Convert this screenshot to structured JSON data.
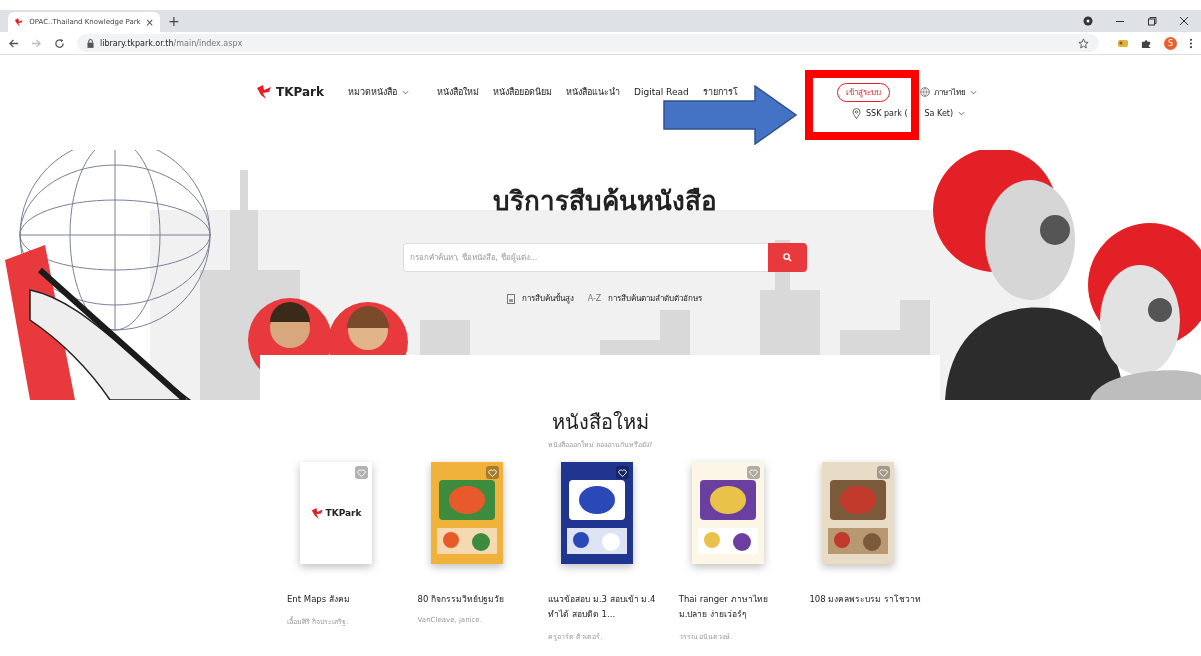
{
  "browser": {
    "tab_title": "OPAC..Thailand Knowledge Park",
    "tab_close": "×",
    "new_tab": "+",
    "url_domain": "library.tkpark.or.th",
    "url_path": "/main/index.aspx",
    "profile_initial": "S"
  },
  "nav": {
    "logo": "TKPark",
    "items": [
      {
        "label": "หมวดหนังสือ",
        "dropdown": true
      },
      {
        "label": "หนังสือใหม่",
        "dropdown": false
      },
      {
        "label": "หนังสือยอดนิยม",
        "dropdown": false
      },
      {
        "label": "หนังสือแนะนำ",
        "dropdown": false
      },
      {
        "label": "Digital Read",
        "dropdown": false
      },
      {
        "label": "รายการโ",
        "dropdown": false
      }
    ],
    "login": "เข้าสู่ระบบ",
    "language": "ภาษาไทย",
    "location": [
      "SSK park (",
      "Sa Ket)"
    ]
  },
  "hero": {
    "title": "บริการสืบค้นหนังสือ",
    "search": {
      "placeholder": "กรอกคำค้นหา, ชื่อหนังสือ, ชื่อผู้แต่ง..."
    },
    "links": [
      {
        "kind": "icon",
        "label": "การสืบค้นขั้นสูง"
      },
      {
        "kind": "badge",
        "badge": "A-Z",
        "label": "การสืบค้นตามลำดับตัวอักษร"
      }
    ]
  },
  "new_books": {
    "title": "หนังสือใหม่",
    "subtitle": "หนังสือออกใหม่ ลองอ่านกันหรือยัง?",
    "books": [
      {
        "logo_text": "TKPark",
        "title": "Ent Maps สังคม",
        "author": "เอื้อมศิริ กิจประเสริฐ."
      },
      {
        "title": "80 กิจกรรมวิทย์ปฐมวัย",
        "author": "VanCleave, janice."
      },
      {
        "title": "แนวข้อสอบ ม.3 สอบเข้า ม.4 ทำได้ สอบติด 1...",
        "author": "ครูอาร์ต ติวเตอร์."
      },
      {
        "title": "Thai ranger ภาษาไทย ม.ปลาย ง่ายเว่อร์ๆ",
        "author": "วรรณ อนันตวงษ์."
      },
      {
        "title": "108 มงคลพระบรม ราโชวาท"
      }
    ]
  }
}
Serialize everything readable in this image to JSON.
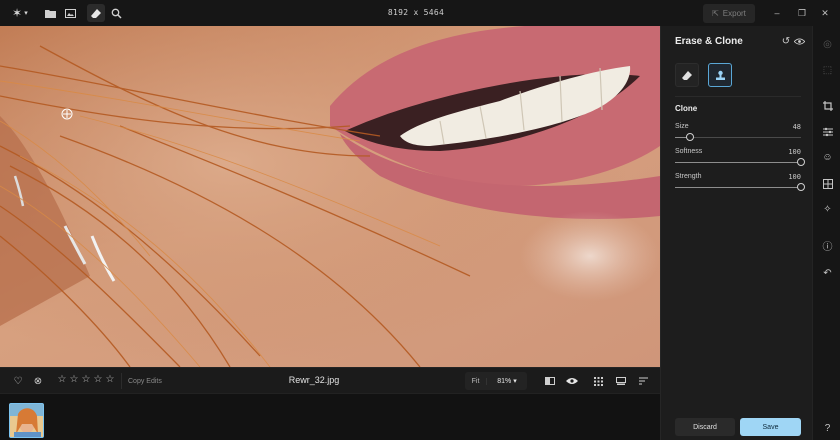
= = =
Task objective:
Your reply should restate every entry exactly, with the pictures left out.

Task output:
Convert this screenshot to structured JSON data.
{
  "browser": {
    "tab_title": "OPAC..Thailand Knowledge Park",
    "tab_close": "×",
    "new_tab": "+",
    "url_domain": "library.tkpark.or.th",
    "url_path": "/main/index.aspx",
    "profile_initial": "S"
  },
  "nav": {
    "logo": "TKPark",
    "items": [
      {
        "label": "หมวดหนังสือ",
        "dropdown": true
      },
      {
        "label": "หนังสือใหม่",
        "dropdown": false
      },
      {
        "label": "หนังสือยอดนิยม",
        "dropdown": false
      },
      {
        "label": "หนังสือแนะนำ",
        "dropdown": false
      },
      {
        "label": "Digital Read",
        "dropdown": false
      },
      {
        "label": "รายการโ",
        "dropdown": false
      }
    ],
    "login": "เข้าสู่ระบบ",
    "language": "ภาษาไทย",
    "location": [
      "SSK park (",
      "Sa Ket)"
    ]
  },
  "hero": {
    "title": "บริการสืบค้นหนังสือ",
    "search": {
      "placeholder": "กรอกคำค้นหา, ชื่อหนังสือ, ชื่อผู้แต่ง..."
    },
    "links": [
      {
        "kind": "icon",
        "label": "การสืบค้นขั้นสูง"
      },
      {
        "kind": "badge",
        "badge": "A-Z",
        "label": "การสืบค้นตามลำดับตัวอักษร"
      }
    ]
  },
  "new_books": {
    "title": "หนังสือใหม่",
    "subtitle": "หนังสือออกใหม่ ลองอ่านกันหรือยัง?",
    "books": [
      {
        "logo_text": "TKPark",
        "title": "Ent Maps สังคม",
        "author": "เอื้อมศิริ กิจประเสริฐ."
      },
      {
        "title": "80 กิจกรรมวิทย์ปฐมวัย",
        "author": "VanCleave, janice."
      },
      {
        "title": "แนวข้อสอบ ม.3 สอบเข้า ม.4 ทำได้ สอบติด 1...",
        "author": "ครูอาร์ต ติวเตอร์."
      },
      {
        "title": "Thai ranger ภาษาไทย ม.ปลาย ง่ายเว่อร์ๆ",
        "author": "วรรณ อนันตวงษ์."
      },
      {
        "title": "108 มงคลพระบรม ราโชวาท"
      }
    ]
  }
}
Serialize everything readable in this image to JSON.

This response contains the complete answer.